Now, my wife is a hardcore MMORPG player. She started with Ultima Online and progressed to Everquest, Star Wars Galaxies, Dark Age of Camelot and World of Warcraft, and she’s tried many, many more. And since she’s staying home with our young children right now, she’s got a whole lot of time to throw at these games.
And even she eventually got sick of WoW’s “Better luck next time, try again” gameplay at 60.
Now, sigh, yes, we will probably go back at least temporarily when Burning Crusade comes out, but it’s going to take a lot to bring me back into WoW permanently. Basically, it’s going to require 60 casual content, which WoW doesn’t have at all. Once you get to 60, you raid or you farm faction. That’s all you have to do. No quests – you’ve done them all (except for raid quests that get you the keys to new dungeons). No more getting better armor and weapons from world drops – now the only way you can improve your armor and weapons is by raiding. Basically there’s no reason to log in unless you’ve got a nice three-hour chunk of time and you’re ready to raid. And you’d better be willing to do it every night of the week or you still won’t get anything.

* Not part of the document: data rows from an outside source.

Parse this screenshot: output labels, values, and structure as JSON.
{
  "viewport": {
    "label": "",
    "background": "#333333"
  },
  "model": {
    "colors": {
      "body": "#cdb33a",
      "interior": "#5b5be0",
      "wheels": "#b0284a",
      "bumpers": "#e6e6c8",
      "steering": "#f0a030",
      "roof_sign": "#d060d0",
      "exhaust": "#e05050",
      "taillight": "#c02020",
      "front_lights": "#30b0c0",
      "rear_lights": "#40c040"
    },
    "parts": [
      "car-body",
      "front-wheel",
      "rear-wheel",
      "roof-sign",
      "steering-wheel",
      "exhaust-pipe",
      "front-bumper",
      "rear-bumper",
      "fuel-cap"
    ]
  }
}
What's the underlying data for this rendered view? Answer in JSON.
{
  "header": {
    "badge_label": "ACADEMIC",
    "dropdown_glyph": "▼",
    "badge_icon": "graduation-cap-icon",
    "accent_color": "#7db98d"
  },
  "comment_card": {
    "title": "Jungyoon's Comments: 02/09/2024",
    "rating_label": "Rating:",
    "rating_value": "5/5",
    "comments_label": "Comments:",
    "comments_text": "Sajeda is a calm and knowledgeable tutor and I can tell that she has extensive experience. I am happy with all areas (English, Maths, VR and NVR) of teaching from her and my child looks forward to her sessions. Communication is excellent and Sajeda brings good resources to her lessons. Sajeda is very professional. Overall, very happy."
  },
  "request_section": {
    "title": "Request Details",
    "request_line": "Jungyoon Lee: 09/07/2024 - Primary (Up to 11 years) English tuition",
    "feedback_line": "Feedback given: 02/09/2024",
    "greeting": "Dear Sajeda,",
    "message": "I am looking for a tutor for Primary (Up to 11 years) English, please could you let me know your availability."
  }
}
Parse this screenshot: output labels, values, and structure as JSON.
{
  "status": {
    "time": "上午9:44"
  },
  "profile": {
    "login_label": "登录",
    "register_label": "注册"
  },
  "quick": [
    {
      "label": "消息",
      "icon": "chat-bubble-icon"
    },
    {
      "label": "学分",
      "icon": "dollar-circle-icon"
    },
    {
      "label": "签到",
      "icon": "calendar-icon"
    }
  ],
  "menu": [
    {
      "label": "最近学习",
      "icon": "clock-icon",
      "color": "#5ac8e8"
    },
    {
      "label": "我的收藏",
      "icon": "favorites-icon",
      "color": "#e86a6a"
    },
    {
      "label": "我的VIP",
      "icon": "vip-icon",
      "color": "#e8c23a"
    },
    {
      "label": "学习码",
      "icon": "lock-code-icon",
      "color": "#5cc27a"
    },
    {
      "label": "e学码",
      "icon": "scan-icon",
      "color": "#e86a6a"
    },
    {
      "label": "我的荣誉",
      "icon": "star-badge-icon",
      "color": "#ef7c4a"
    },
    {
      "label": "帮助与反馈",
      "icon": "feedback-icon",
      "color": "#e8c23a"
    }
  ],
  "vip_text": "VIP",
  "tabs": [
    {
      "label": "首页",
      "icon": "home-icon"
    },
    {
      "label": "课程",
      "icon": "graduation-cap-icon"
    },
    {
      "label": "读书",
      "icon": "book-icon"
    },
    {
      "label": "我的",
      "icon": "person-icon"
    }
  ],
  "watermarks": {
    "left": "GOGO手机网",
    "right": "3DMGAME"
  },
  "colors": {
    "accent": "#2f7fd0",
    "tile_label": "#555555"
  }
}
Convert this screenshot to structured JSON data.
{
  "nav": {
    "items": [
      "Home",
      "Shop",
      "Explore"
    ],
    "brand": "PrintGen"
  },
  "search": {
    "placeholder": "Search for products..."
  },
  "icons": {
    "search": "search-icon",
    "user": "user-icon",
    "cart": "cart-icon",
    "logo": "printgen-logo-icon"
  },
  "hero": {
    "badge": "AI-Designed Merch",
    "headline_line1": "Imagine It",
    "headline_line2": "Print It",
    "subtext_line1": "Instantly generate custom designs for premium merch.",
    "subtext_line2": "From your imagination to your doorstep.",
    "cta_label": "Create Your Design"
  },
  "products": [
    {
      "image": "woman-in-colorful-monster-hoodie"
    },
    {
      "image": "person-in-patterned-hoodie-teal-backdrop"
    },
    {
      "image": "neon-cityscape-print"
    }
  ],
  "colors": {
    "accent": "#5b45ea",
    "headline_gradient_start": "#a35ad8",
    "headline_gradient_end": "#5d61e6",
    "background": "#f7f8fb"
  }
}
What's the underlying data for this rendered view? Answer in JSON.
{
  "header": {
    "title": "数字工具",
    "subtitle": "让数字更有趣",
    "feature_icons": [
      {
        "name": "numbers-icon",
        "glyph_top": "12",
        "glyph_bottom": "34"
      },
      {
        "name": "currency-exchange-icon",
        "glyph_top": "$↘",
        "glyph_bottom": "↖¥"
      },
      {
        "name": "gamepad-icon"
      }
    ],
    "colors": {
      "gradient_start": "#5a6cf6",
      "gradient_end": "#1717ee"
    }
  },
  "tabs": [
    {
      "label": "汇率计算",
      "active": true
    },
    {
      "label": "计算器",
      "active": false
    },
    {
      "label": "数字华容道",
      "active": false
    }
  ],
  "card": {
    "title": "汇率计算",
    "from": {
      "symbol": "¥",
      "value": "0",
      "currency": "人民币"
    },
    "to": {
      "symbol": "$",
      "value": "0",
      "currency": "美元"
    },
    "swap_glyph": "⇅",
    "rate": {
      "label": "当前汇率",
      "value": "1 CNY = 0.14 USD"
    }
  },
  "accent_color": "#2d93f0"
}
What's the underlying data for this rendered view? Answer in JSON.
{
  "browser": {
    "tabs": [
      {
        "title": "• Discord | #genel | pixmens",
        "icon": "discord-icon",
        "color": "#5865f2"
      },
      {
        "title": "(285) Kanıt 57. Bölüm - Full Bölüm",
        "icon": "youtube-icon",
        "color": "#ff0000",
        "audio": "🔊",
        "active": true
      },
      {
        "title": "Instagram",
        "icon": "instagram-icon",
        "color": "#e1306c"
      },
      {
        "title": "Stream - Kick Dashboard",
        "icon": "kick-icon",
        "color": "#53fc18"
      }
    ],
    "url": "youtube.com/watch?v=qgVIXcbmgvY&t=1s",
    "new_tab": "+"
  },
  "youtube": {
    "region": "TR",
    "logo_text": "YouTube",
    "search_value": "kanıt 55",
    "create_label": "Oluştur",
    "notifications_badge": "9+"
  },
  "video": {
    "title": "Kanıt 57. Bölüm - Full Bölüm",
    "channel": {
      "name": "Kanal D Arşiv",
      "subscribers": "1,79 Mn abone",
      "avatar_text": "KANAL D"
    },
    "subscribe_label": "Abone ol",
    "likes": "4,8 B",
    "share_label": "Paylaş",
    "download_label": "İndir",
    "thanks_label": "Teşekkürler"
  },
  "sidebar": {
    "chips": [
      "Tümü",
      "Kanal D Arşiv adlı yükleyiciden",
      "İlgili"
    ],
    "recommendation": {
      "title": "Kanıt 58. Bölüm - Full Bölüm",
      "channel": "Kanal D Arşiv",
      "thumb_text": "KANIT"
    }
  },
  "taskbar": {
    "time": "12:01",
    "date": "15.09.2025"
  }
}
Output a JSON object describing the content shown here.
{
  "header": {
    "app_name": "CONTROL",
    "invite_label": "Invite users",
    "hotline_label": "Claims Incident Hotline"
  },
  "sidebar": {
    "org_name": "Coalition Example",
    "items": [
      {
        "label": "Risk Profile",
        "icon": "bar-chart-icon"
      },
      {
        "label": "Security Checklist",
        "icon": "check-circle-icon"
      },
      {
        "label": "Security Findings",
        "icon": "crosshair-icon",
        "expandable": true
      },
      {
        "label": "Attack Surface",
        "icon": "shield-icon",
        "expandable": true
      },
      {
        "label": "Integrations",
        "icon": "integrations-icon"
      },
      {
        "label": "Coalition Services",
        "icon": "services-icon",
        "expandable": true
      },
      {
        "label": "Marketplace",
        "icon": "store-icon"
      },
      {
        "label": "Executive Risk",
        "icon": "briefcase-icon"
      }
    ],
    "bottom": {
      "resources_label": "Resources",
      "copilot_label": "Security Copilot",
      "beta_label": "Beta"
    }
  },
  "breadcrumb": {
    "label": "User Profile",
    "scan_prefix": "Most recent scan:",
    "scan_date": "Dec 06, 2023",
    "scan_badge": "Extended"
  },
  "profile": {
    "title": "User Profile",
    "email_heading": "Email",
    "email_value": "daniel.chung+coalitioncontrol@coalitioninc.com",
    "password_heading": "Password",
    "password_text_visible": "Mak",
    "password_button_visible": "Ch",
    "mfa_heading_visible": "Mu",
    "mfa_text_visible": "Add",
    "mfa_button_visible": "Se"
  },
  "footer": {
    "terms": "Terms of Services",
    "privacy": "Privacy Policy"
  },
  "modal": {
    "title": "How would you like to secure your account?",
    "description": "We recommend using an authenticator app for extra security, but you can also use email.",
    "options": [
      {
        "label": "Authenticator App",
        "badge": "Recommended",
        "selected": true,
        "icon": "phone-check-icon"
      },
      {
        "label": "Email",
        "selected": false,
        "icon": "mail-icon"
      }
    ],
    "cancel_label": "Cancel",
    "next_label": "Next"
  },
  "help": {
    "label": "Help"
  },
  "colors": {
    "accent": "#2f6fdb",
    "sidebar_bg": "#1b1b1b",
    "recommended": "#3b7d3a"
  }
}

Yeah, I’m bitter. And yes, I keep harping on this. I can’t help it – the game was so damn good until 60. It just hurt when I realized that gosh, there’s nothing more for me to do in WoW now.
Weight: 348.1. At one point this week, I weighed about 345, which was encouraging.
Grade: C. My original goal was to drink only water; I ended up changing that to “nothing caffeinated” and then I was able to fulfill the goal. It’s not just the caffeine from soft drinks that you miss, it’s the constant supply of sugar calories. Several times this week I got home from work and had to go straight to bed (I expected this, it happened last time). Next week will be better.
Goal for next week: Drink only water while I’m at work. Drink nothing caffeinated and nothing carbonated. I’m pretty sure I can fulfill this one.
Tom has actually been really good at keeping me on track. I would like to publicly thank him.